Graham Bartram - 27 April 1998
Yesterday, I acquired a 3x6 foot Canadian flag! This is now the biggest flag I have, I'm going to have to look into buying an indoor flagpole, I don't have room to display it another way!! It also came with a slip of paper entitled "Flying Colours" about care and regulations of the flag - I figured this is great information to share:
This is a printed nylon flag manufactured in Canada. The following suggestions will assist you in obtaining full value from your flag.
- Where possible, a flag should be taken down every night.
- Never store a wet or damp flag; spread it out until dry.
- If soiled, a flag may be safely hand washed, using any domestic soap or detergent which does not contain bleach.
- If slightly frayed or torn, a flag should be repaired at once. It could save the cost of a new flag.
- When two or more than three flags are flown together, the Canadian flag should be on the left, as seen by spectators. Whenever three flags are flown, the Canadian flag should be in the middle.
When your flag is in such condition that it is no longer a fitting emblem for display, it should be destroyed in a dignified manner.
Vancouver, B. C.
David Kendall - 20 July 1998
How are Canadian Provinces' and Territories' flags ordered in display ?
Thomas Koh - 1998-01-12
My observations have generally shown that they are ordered geographically - start at Newfoundland and work west to BC. That leaves out Yukon and NWT - I have seen them stuck at both ends, or at the western end, but in either order. I expect somewhere, also, they are in alphabetical order, and somewhere probably in order of entry into confederation.
Rob Raeside - 1998-01-12
I have always seen the geographical order with the Canadian flag right in the middle, flanked by the Ontarian flag on the left and the Quebec Fleur-de-lis on the right. This also corresponds to geography, since the capital city, Ottawa, is right on the border between ON and QC. (More precisely, it's in Ontario, but it's just a bridge-crossing away from Quebec. Unfortunately, this nice coincidence will be ruined by the creation of Nunavut in 15 months. We'll see what they'll come up with)
Luc-Vartan Baronian - 1998-01-12
YT BC AB SK MB ON (National Flag) QC NB PE NS NL NT
which conflicts with :
The Department of Canadian Heritage wants them to be displayed in order of Confederation seniority, either left to right:
(National Flag) ON QC NS NB MB BC PE SK AB NL NT YT (optionally another National Flag at the right),
or from outside in:

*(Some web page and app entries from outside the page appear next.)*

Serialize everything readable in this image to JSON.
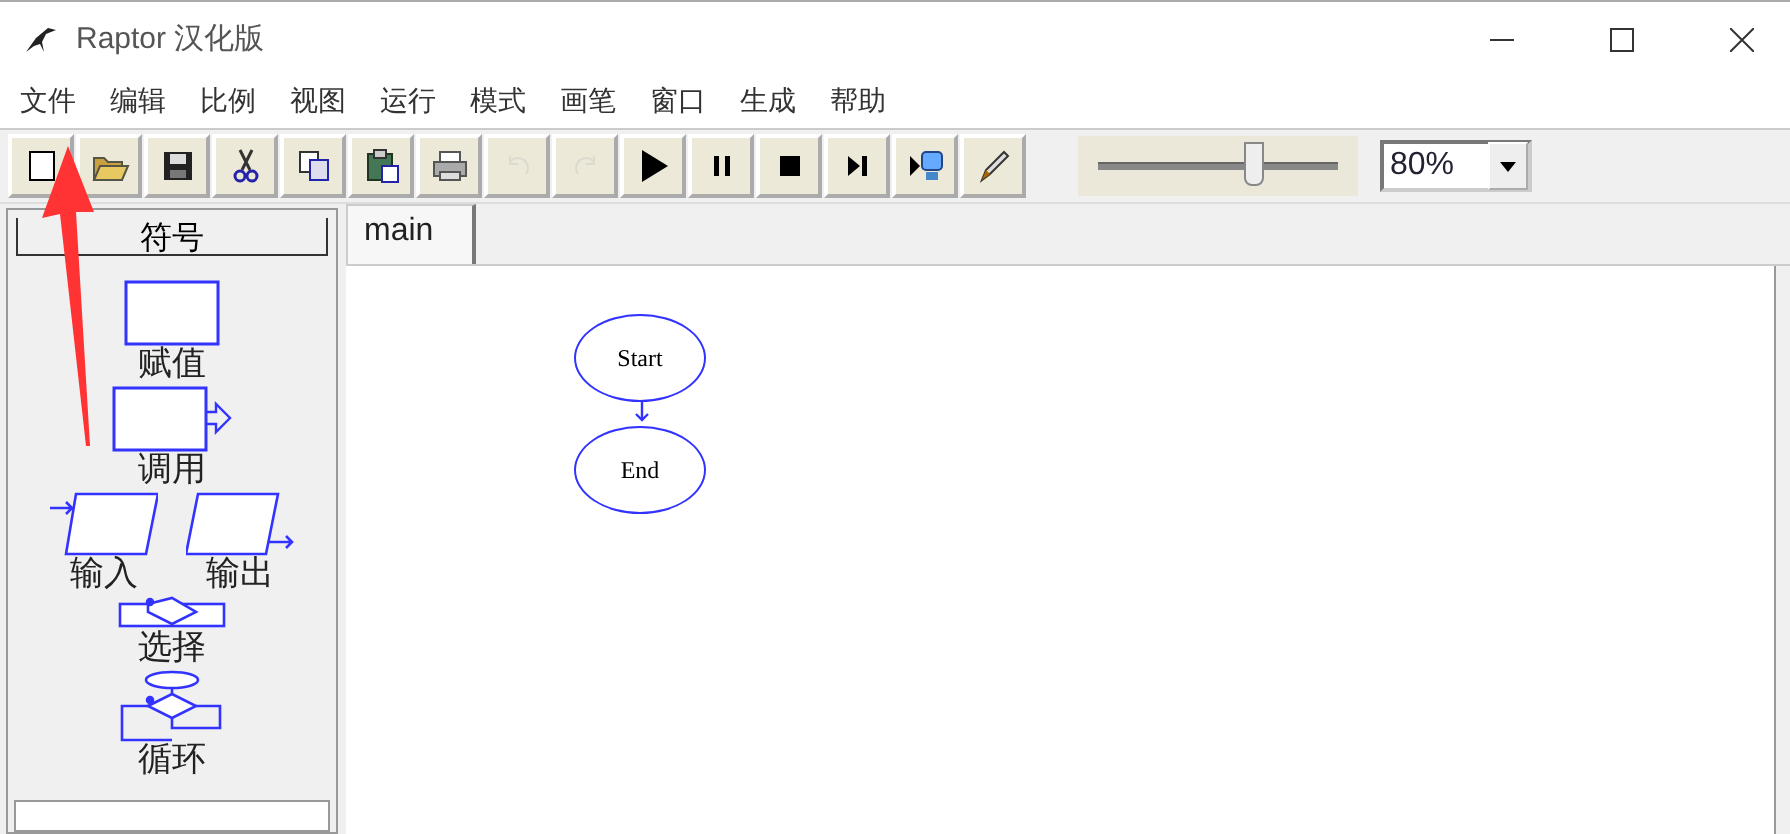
{
  "window": {
    "title": "Raptor 汉化版"
  },
  "menu": [
    "文件",
    "编辑",
    "比例",
    "视图",
    "运行",
    "模式",
    "画笔",
    "窗口",
    "生成",
    "帮助"
  ],
  "toolbar": [
    {
      "kind": "new",
      "disabled": false
    },
    {
      "kind": "open",
      "disabled": false
    },
    {
      "kind": "save",
      "disabled": false
    },
    {
      "kind": "cut",
      "disabled": false
    },
    {
      "kind": "copy",
      "disabled": false
    },
    {
      "kind": "paste",
      "disabled": false
    },
    {
      "kind": "print",
      "disabled": false
    },
    {
      "kind": "undo",
      "disabled": true
    },
    {
      "kind": "redo",
      "disabled": true
    },
    {
      "kind": "play",
      "disabled": false
    },
    {
      "kind": "pause",
      "disabled": false
    },
    {
      "kind": "stop",
      "disabled": false
    },
    {
      "kind": "step",
      "disabled": false
    },
    {
      "kind": "monitor",
      "disabled": false
    },
    {
      "kind": "pen",
      "disabled": false
    }
  ],
  "speed_slider": {
    "level": 0.64
  },
  "zoom": {
    "value": "80%"
  },
  "symbols": {
    "title": "符号",
    "items": [
      {
        "kind": "assign",
        "label": "赋值"
      },
      {
        "kind": "call",
        "label": "调用"
      },
      {
        "kind": "input",
        "label": "输入"
      },
      {
        "kind": "output",
        "label": "输出"
      },
      {
        "kind": "select",
        "label": "选择"
      },
      {
        "kind": "loop",
        "label": "循环"
      }
    ]
  },
  "tabs": [
    {
      "label": "main",
      "selected": true
    }
  ],
  "flowchart": {
    "nodes": [
      {
        "label": "Start"
      },
      {
        "label": "End"
      }
    ]
  }
}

NT AB PE MB NS ON (National Flag) QC NB BC SK NL YT.
Geographically west to east or east to west is also commonly seen, but it's not vexillologically correct--at least not for flags owned by the federal government.
Dean Tiegs - 1998-01-12
Just to be pedantic, weren't the Northwest Territories organized well before several of the provinces?
Joshua Fruhlinger - 1998-01-13
Probably (the provinces of Alberta and Saskatchewan being formed from its territory), but I'm sure the protocol is that provinces always have seniority to territories. Case in point, Yukon was formed in 1898 (due in large part to the Gold Rush), which is before Alberta (1905), Saskatchewan (1905) and Newfoundland (1949) joined the confederation.
David Kendall - 1998-01-13
True, in fact many western provinces were "cut out" from them. I guess, their territorial status is the reason; they have a commissioner and a government leader instead of respectively a Lt-Governor and a Premier.
Besides, the governments and legislative assemblies of Ontario and Quebec are older than their Canadian counterpart, so...
Luc-Vartan Baronian - 1998-01-13
Canadian Construction sheet located at: